### DATA IN THIS EXERCISE
--- START ---
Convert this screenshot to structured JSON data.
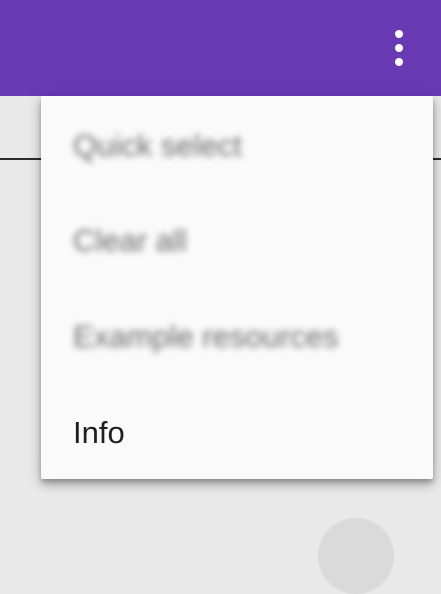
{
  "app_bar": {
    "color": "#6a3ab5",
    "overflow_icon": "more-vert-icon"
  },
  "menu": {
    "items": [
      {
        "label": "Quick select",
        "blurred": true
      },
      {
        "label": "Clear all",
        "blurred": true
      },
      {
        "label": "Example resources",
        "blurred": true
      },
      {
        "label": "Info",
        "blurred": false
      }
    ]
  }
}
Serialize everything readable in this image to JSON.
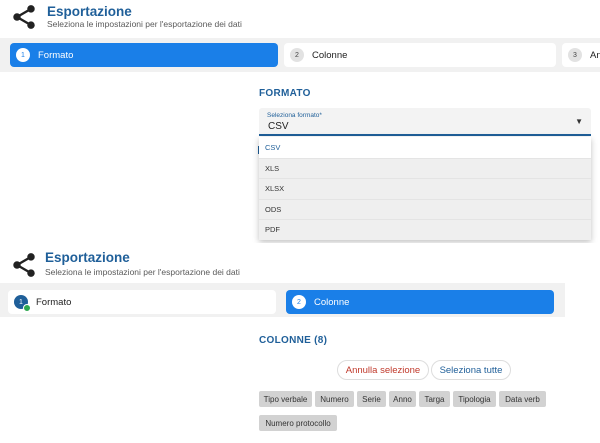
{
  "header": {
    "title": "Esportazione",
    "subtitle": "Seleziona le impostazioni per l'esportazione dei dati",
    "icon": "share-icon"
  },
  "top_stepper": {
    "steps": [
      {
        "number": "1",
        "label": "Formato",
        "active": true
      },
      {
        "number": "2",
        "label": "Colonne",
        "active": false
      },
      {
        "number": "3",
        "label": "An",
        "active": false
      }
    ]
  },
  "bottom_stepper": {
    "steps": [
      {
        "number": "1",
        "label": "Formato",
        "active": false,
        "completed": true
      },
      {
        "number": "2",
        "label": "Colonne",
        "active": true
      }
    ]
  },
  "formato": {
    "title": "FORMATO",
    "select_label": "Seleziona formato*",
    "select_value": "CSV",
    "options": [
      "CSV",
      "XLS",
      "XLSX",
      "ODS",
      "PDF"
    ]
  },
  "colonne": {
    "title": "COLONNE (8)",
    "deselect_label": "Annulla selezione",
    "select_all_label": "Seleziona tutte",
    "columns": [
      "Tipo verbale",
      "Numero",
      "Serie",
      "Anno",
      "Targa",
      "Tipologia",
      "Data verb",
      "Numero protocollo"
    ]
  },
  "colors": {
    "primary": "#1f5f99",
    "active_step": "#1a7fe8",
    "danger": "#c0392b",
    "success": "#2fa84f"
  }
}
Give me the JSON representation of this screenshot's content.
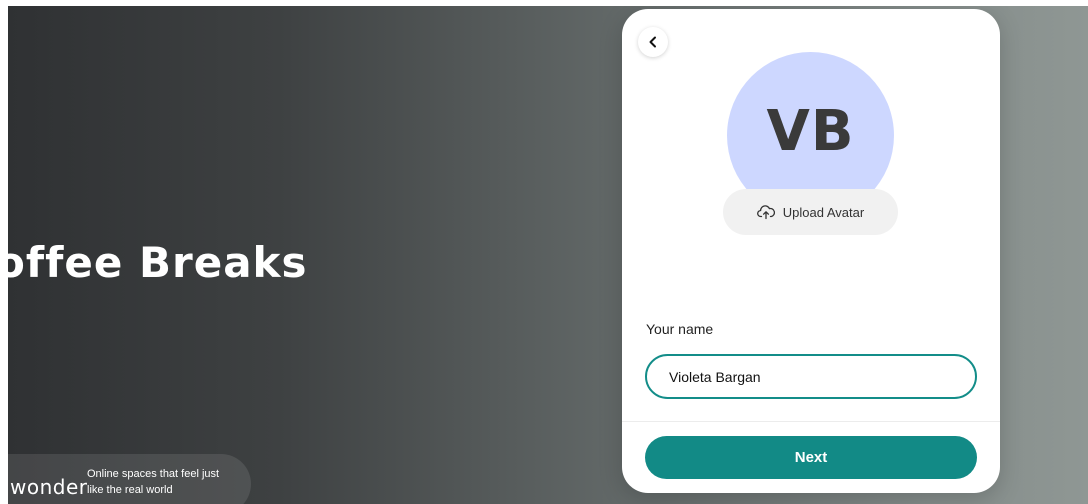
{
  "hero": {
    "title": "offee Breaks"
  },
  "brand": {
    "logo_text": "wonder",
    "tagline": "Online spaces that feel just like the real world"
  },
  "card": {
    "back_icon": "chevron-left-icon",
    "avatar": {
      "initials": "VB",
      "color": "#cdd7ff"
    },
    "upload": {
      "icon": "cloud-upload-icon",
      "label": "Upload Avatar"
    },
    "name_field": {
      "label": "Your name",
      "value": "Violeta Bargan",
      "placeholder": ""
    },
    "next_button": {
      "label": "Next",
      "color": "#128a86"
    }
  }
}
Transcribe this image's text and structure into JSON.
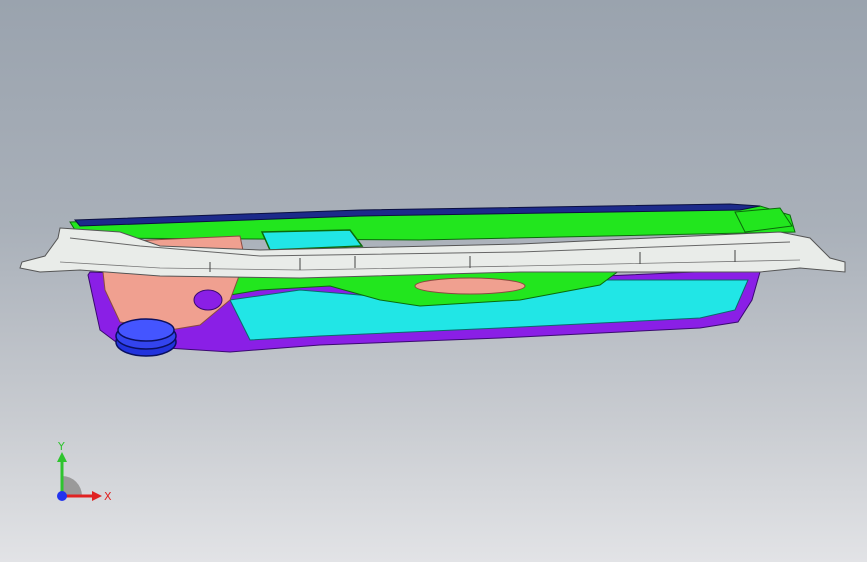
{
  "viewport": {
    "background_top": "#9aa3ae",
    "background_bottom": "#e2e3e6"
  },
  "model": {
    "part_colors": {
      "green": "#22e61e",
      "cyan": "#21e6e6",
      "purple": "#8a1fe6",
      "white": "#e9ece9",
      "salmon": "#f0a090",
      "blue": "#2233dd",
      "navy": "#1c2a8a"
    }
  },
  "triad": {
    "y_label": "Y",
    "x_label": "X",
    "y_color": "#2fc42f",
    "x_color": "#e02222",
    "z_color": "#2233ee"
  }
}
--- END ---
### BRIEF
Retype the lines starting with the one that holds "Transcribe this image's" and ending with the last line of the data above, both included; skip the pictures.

### EXERCISE RESPONSE
Transcribe this image's text and structure into JSON.
{
  "viewport": {
    "background_top": "#9aa3ae",
    "background_bottom": "#e2e3e6"
  },
  "model": {
    "part_colors": {
      "green": "#22e61e",
      "cyan": "#21e6e6",
      "purple": "#8a1fe6",
      "white": "#e9ece9",
      "salmon": "#f0a090",
      "blue": "#2233dd",
      "navy": "#1c2a8a"
    }
  },
  "triad": {
    "y_label": "Y",
    "x_label": "X",
    "y_color": "#2fc42f",
    "x_color": "#e02222",
    "z_color": "#2233ee"
  }
}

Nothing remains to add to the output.